**Task prompt:** Print all the entries verbatim.
================
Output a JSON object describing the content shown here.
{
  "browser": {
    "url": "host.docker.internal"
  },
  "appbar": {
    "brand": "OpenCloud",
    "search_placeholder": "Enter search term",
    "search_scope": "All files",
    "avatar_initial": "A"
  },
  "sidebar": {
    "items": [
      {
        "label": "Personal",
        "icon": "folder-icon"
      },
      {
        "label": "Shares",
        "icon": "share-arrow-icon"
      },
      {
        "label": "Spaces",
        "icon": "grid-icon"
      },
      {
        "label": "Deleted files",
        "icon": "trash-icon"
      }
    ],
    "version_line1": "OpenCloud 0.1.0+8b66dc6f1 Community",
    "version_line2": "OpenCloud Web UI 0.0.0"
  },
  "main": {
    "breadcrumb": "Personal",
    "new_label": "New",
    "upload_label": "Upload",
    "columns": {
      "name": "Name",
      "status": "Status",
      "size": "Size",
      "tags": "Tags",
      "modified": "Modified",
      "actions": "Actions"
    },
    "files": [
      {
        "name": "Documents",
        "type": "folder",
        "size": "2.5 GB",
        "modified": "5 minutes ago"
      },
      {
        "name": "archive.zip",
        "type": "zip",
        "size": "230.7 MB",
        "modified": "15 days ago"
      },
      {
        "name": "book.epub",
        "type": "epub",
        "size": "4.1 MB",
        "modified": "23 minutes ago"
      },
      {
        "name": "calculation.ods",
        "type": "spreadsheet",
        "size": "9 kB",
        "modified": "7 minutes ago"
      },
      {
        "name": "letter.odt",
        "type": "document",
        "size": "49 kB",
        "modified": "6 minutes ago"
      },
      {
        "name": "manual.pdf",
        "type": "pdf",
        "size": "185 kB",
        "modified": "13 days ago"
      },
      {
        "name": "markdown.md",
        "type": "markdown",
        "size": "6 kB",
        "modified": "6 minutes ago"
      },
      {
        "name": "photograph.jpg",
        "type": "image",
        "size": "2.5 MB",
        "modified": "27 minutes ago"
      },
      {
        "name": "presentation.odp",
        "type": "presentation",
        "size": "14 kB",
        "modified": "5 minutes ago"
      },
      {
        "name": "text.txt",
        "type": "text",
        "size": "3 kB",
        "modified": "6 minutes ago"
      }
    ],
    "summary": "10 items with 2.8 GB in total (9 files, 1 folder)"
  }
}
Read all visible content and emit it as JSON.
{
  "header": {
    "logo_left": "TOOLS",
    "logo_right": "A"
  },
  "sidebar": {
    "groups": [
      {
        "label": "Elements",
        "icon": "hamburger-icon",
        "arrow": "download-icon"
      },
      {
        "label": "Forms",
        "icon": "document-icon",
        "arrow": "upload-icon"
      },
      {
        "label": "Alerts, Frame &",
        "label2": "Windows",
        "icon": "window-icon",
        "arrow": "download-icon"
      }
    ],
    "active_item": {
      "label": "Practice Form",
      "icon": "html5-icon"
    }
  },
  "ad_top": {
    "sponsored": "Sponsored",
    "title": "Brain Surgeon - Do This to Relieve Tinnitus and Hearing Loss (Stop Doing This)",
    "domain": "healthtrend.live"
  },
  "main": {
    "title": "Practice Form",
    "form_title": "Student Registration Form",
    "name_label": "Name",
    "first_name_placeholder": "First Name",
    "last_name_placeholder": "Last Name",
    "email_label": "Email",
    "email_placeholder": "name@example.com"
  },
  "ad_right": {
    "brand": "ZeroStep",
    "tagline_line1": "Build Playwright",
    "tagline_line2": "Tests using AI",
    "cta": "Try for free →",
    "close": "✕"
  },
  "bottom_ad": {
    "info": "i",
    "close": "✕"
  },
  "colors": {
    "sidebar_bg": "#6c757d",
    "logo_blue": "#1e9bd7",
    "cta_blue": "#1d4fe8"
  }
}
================
**Result of the task:**
Output a JSON object describing the content shown here.
{
  "browser": {
    "url": "host.docker.internal"
  },
  "appbar": {
    "brand": "OpenCloud",
    "search_placeholder": "Enter search term",
    "search_scope": "All files",
    "avatar_initial": "A"
  },
  "sidebar": {
    "items": [
      {
        "label": "Personal",
        "icon": "folder-icon"
      },
      {
        "label": "Shares",
        "icon": "share-arrow-icon"
      },
      {
        "label": "Spaces",
        "icon": "grid-icon"
      },
      {
        "label": "Deleted files",
        "icon": "trash-icon"
      }
    ],
    "version_line1": "OpenCloud 0.1.0+8b66dc6f1 Community",
    "version_line2": "OpenCloud Web UI 0.0.0"
  },
  "main": {
    "breadcrumb": "Personal",
    "new_label": "New",
    "upload_label": "Upload",
    "columns": {
      "name": "Name",
      "status": "Status",
      "size": "Size",
      "tags": "Tags",
      "modified": "Modified",
      "actions": "Actions"
    },
    "files": [
      {
        "name": "Documents",
        "type": "folder",
        "size": "2.5 GB",
        "modified": "5 minutes ago"
      },
      {
        "name": "archive.zip",
        "type": "zip",
        "size": "230.7 MB",
        "modified": "15 days ago"
      },
      {
        "name": "book.epub",
        "type": "epub",
        "size": "4.1 MB",
        "modified": "23 minutes ago"
      },
      {
        "name": "calculation.ods",
        "type": "spreadsheet",
        "size": "9 kB",
        "modified": "7 minutes ago"
      },
      {
        "name": "letter.odt",
        "type": "document",
        "size": "49 kB",
        "modified": "6 minutes ago"
      },
      {
        "name": "manual.pdf",
        "type": "pdf",
        "size": "185 kB",
        "modified": "13 days ago"
      },
      {
        "name": "markdown.md",
        "type": "markdown",
        "size": "6 kB",
        "modified": "6 minutes ago"
      },
      {
        "name": "photograph.jpg",
        "type": "image",
        "size": "2.5 MB",
        "modified": "27 minutes ago"
      },
      {
        "name": "presentation.odp",
        "type": "presentation",
        "size": "14 kB",
        "modified": "5 minutes ago"
      },
      {
        "name": "text.txt",
        "type": "text",
        "size": "3 kB",
        "modified": "6 minutes ago"
      }
    ],
    "summary": "10 items with 2.8 GB in total (9 files, 1 folder)"
  }
}
Read all visible content and emit it as JSON.
{
  "header": {
    "logo_left": "TOOLS",
    "logo_right": "A"
  },
  "sidebar": {
    "groups": [
      {
        "label": "Elements",
        "icon": "hamburger-icon",
        "arrow": "download-icon"
      },
      {
        "label": "Forms",
        "icon": "document-icon",
        "arrow": "upload-icon"
      },
      {
        "label": "Alerts, Frame &",
        "label2": "Windows",
        "icon": "window-icon",
        "arrow": "download-icon"
      }
    ],
    "active_item": {
      "label": "Practice Form",
      "icon": "html5-icon"
    }
  },
  "ad_top": {
    "sponsored": "Sponsored",
    "title": "Brain Surgeon - Do This to Relieve Tinnitus and Hearing Loss (Stop Doing This)",
    "domain": "healthtrend.live"
  },
  "main": {
    "title": "Practice Form",
    "form_title": "Student Registration Form",
    "name_label": "Name",
    "first_name_placeholder": "First Name",
    "last_name_placeholder": "Last Name",
    "email_label": "Email",
    "email_placeholder": "name@example.com"
  },
  "ad_right": {
    "brand": "ZeroStep",
    "tagline_line1": "Build Playwright",
    "tagline_line2": "Tests using AI",
    "cta": "Try for free →",
    "close": "✕"
  },
  "bottom_ad": {
    "info": "i",
    "close": "✕"
  },
  "colors": {
    "sidebar_bg": "#6c757d",
    "logo_blue": "#1e9bd7",
    "cta_blue": "#1d4fe8"
  }
}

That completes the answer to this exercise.